A recent study published in the American Journal of Clinical Nutrition examined the relationship between eating patterns and T2D risk in men. Almost 30,000 health professionals were followed twenty years and provided information regarding their medical histories, lifestyles and health related behaviors. Their diets were assessed according to reported foods eaten and dietary patterns based on when and how often they ate daily. Diet quality was reflected as a prudent diet (increased fruit, vegetable, fish, poultry, and whole grain consumption) or a Western diet (increased red and processed meats, French fries, high-fat dairy, refined grains, sweets, and dessert consumption). This information was then synthesized to evaluate health habits and diabetes risks.

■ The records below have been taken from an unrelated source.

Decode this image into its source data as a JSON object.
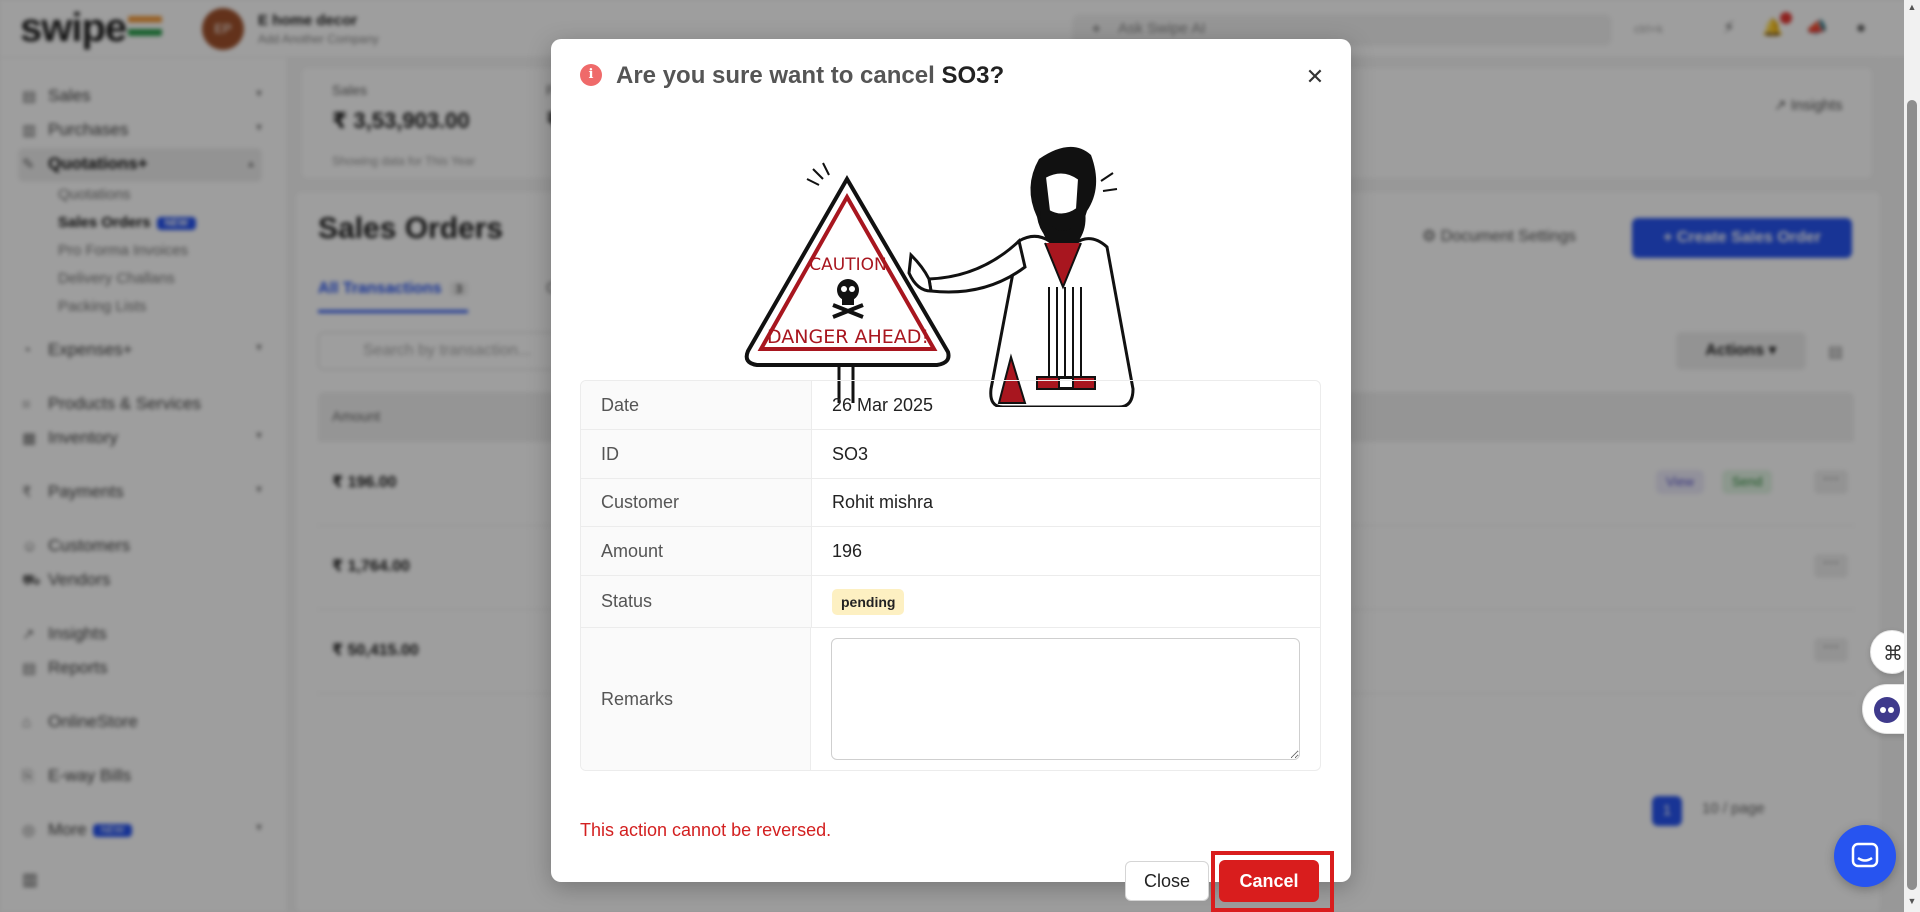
{
  "app": {
    "logo": "swipe",
    "company_initials": "EP",
    "company_name": "E home decor",
    "add_company": "Add Another Company",
    "search_placeholder": "Ask Swipe AI",
    "search_shortcut": "ctrl+k"
  },
  "sidebar": {
    "items": [
      {
        "label": "Sales"
      },
      {
        "label": "Purchases"
      },
      {
        "label": "Quotations+"
      },
      {
        "label": "Expenses+"
      },
      {
        "label": "Products & Services"
      },
      {
        "label": "Inventory"
      },
      {
        "label": "Payments"
      },
      {
        "label": "Customers"
      },
      {
        "label": "Vendors"
      },
      {
        "label": "Insights"
      },
      {
        "label": "Reports"
      },
      {
        "label": "OnlineStore"
      },
      {
        "label": "E-way Bills"
      },
      {
        "label": "More"
      }
    ],
    "sub_items": [
      {
        "label": "Quotations"
      },
      {
        "label": "Sales Orders",
        "badge": "NEW"
      },
      {
        "label": "Pro Forma Invoices"
      },
      {
        "label": "Delivery Challans"
      },
      {
        "label": "Packing Lists"
      }
    ],
    "more_badge": "NEW"
  },
  "summary": {
    "sales_label": "Sales",
    "sales_value": "₹ 3,53,903.00",
    "note": "Showing data for This Year",
    "second_label": "Pa",
    "second_value": "₹ (",
    "insights_label": "Insights"
  },
  "list": {
    "title": "Sales Orders",
    "document_settings": "Document Settings",
    "create_button": "+ Create Sales Order",
    "tab_all": "All Transactions",
    "tab_all_count": "3",
    "tab_other": "C",
    "search_placeholder": "Search by transaction...",
    "actions_label": "Actions",
    "col_amount": "Amount",
    "rows": [
      {
        "amount": "₹ 196.00",
        "view": "View",
        "send": "Send"
      },
      {
        "amount": "₹ 1,764.00"
      },
      {
        "amount": "₹ 50,415.00"
      }
    ],
    "page": "1",
    "page_size": "10 / page"
  },
  "modal": {
    "title_prefix": "Are you sure want to cancel",
    "title_id": "SO3?",
    "fields": {
      "date_label": "Date",
      "date_value": "26 Mar 2025",
      "id_label": "ID",
      "id_value": "SO3",
      "customer_label": "Customer",
      "customer_value": "Rohit mishra",
      "amount_label": "Amount",
      "amount_value": "196",
      "status_label": "Status",
      "status_value": "pending",
      "remarks_label": "Remarks",
      "remarks_value": ""
    },
    "illustration_text_1": "CAUTION",
    "illustration_text_2": "DANGER AHEAD!",
    "warning": "This action cannot be reversed.",
    "close_label": "Close",
    "cancel_label": "Cancel"
  },
  "colors": {
    "accent": "#2754f0",
    "danger": "#d91d1d",
    "pending_bg": "#fdf0c2"
  }
}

Out of all the men in the study, 83% consumed breakfast. These men generally had healthier lifestyle factors – slightly lower BMIs, smoked less, exercised more, better diet quality, consumed less alcohol and more cereal fiber, and drank less coffee. After adjusting for age, there was a 50% greater risk for T2D in men who did not eat breakfast versus the men who did. This was significant even after adjusting for other dietary and T2D risk factors. Even after adjusting for BMI (well known to correlate with T2D risk), skipping breakfast resulted in a 21% greater risk. The most significant increased risk came from skipping breakfast and having a Western dietary pattern, than for each factor separately.

While there is still work to be done to better understand the link between breakfast and diabetes, here is just one more reason to encourage getting the day off to a healthful start. Be sure to fill your plate with healthy foods, including a quality protein, fruits or vegetables, low or no fat dairy and complex carbohydrates. Fuel yourself for a healthy day and a healthy future!

The Egg is Incredible

What makes them incredible? Eggs are one of nature’s most nourishing creations and an Egg A Day is OK for everyone! Eggs are an affordable, convenient source of high quality protein with varying amounts of the 13 essential vitamins and minerals. To top it off they are only 70 calories, so it is considered a nutrient dense food meaning a high amount of nutrition compared to their calorie content. In addition, scientists often use egg protein as the standard against which they judge all other proteins. Based on the essential amino acids it provides, egg protein is second only to mother’s milk for human nutrition. All this great nutrition for only 15 cents an egg!

Where are the nutrients in an egg-the white or an egg yolk? Here are some highlights: 60 % of the protein is found in the white and 40 % of the protein is in the yolk. However, many of the other key vitamins and minerals are found primarily in the yolk-choline, vitamin D, selenium, riboflavin, phosphorus, B12 and more. Cholesterol is also found in the yolk, but more than 40 years of research has shown that healthy adults can eat eggs without significantly affecting their risk for heart disease.

Happy Friday and check out the Facebook post from Incredible Edible Egg for a review of the lower cholesterol information as well as a recipe for mini breakfast pizzas.